[[ Data to examine, beginning ]]

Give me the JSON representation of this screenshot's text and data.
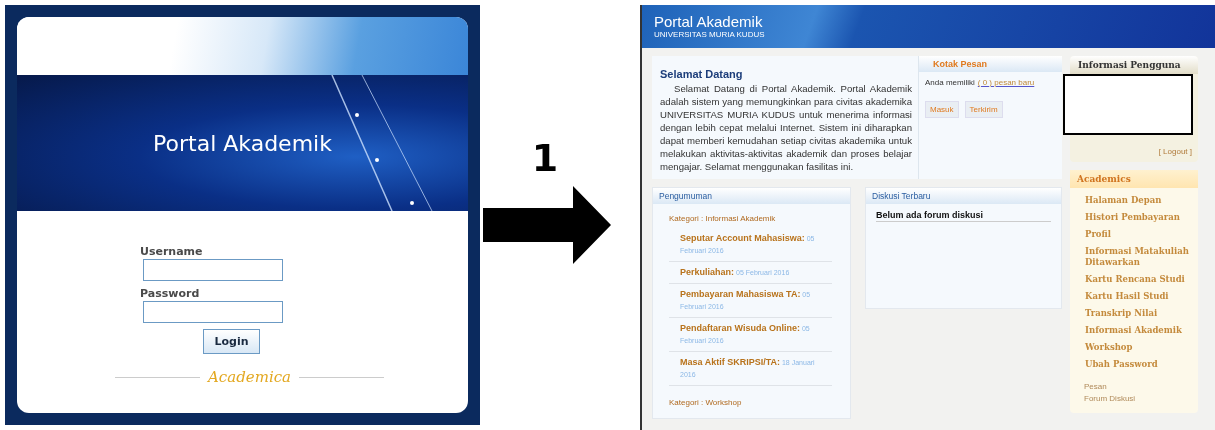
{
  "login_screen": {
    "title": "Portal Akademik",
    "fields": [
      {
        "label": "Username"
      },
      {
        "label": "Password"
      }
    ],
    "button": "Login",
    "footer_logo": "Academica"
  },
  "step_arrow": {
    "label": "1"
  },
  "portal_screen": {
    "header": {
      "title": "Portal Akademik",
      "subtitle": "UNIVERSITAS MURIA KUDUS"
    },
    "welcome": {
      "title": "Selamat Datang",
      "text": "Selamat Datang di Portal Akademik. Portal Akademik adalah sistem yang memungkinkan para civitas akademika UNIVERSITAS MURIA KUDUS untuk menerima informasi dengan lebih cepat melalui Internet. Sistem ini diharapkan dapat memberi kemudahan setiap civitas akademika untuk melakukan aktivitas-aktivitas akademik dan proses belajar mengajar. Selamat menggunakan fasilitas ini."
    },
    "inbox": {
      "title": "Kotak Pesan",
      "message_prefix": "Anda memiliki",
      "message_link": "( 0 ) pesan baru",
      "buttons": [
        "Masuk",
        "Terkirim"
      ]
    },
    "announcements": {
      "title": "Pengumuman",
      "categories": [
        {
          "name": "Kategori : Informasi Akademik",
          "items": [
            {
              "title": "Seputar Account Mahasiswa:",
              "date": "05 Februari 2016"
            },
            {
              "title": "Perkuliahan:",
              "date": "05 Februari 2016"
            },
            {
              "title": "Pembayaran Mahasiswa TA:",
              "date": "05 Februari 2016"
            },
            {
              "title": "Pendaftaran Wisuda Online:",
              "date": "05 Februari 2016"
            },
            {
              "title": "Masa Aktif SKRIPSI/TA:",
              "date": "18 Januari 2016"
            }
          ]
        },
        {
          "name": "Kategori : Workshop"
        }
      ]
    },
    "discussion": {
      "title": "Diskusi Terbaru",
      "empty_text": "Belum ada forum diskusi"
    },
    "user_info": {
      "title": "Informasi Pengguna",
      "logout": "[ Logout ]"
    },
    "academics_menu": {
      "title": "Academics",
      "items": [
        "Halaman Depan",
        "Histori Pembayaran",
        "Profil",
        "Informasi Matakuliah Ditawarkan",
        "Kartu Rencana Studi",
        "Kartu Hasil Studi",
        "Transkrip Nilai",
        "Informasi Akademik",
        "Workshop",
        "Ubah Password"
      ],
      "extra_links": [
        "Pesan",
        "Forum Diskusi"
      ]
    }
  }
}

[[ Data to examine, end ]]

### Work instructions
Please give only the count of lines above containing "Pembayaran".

### The answer
2